Work request.
Search the records below for the string "Azure" and copy each line where it turns up.

Data to use.
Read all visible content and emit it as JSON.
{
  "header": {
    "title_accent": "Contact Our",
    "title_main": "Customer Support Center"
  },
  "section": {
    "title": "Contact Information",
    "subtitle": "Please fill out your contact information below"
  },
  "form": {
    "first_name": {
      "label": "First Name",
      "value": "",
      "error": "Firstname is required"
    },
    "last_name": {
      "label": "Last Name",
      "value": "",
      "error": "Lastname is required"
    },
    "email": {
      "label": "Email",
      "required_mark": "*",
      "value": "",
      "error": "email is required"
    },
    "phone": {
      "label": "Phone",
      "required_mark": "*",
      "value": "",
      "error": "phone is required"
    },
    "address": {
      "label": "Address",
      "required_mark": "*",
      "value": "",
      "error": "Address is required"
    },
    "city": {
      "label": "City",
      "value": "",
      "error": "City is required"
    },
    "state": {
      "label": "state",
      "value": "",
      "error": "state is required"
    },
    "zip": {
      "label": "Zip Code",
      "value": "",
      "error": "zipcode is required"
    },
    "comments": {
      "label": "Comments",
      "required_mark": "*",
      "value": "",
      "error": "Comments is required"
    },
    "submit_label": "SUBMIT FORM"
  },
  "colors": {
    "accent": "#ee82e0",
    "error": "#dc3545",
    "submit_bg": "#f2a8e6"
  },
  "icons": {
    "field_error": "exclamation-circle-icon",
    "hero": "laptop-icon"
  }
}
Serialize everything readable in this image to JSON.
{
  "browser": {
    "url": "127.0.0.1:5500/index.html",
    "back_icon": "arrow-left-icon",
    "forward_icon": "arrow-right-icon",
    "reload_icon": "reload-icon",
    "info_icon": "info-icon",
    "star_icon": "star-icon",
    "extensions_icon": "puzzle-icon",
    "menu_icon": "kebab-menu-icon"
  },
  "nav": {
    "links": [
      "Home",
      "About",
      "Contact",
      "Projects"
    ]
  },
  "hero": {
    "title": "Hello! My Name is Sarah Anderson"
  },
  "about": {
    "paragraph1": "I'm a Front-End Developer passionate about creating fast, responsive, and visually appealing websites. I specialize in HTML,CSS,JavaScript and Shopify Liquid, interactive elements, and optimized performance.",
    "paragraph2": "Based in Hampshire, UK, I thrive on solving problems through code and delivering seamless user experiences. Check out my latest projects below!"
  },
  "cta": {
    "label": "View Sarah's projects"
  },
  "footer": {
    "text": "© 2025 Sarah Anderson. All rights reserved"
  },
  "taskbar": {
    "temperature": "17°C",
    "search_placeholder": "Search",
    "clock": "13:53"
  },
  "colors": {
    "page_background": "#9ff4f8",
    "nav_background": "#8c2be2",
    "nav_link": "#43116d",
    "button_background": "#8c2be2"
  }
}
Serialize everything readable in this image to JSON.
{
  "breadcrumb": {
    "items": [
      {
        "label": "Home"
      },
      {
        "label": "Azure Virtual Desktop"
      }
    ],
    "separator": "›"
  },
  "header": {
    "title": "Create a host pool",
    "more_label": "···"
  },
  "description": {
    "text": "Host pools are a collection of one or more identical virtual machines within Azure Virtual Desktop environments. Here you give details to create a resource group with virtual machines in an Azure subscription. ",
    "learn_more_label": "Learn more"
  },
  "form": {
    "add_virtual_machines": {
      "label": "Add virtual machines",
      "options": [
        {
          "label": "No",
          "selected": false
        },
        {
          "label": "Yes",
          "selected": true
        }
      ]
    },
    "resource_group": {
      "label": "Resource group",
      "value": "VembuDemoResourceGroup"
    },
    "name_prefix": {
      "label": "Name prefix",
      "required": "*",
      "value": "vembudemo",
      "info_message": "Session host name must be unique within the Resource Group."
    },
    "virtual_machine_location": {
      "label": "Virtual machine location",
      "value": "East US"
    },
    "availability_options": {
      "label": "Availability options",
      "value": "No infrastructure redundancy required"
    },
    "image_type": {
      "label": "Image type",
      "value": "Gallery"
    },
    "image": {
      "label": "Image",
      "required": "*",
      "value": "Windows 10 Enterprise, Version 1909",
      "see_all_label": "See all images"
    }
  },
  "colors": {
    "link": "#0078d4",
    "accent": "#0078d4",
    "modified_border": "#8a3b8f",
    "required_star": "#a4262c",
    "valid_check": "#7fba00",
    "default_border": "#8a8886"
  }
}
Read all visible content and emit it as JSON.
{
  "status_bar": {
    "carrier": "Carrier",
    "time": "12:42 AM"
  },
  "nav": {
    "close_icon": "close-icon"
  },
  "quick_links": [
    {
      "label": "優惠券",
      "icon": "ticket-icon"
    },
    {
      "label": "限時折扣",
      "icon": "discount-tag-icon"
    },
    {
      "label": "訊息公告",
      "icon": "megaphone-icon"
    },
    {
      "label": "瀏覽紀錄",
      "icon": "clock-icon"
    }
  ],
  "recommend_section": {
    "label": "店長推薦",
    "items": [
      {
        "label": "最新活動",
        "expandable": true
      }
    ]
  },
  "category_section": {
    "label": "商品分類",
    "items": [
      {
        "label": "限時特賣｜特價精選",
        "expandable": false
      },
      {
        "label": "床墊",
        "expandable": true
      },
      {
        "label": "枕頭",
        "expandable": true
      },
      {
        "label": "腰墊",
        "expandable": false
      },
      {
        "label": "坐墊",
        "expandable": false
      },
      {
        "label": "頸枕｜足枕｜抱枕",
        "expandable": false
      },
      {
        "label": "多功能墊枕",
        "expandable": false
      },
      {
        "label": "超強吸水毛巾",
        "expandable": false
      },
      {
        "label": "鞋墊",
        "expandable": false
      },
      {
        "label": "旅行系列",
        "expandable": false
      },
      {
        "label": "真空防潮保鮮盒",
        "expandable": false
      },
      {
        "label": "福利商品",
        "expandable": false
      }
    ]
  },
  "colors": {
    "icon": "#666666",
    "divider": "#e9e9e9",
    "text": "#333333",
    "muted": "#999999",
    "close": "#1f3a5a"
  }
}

The completed task.
        "label": "Azure Virtual Desktop"
    "text": "Host pools are a collection of one or more identical virtual machines within Azure Virtual Desktop environments. Here you give details to create a resource group with virtual machines in an Azure subscription. ",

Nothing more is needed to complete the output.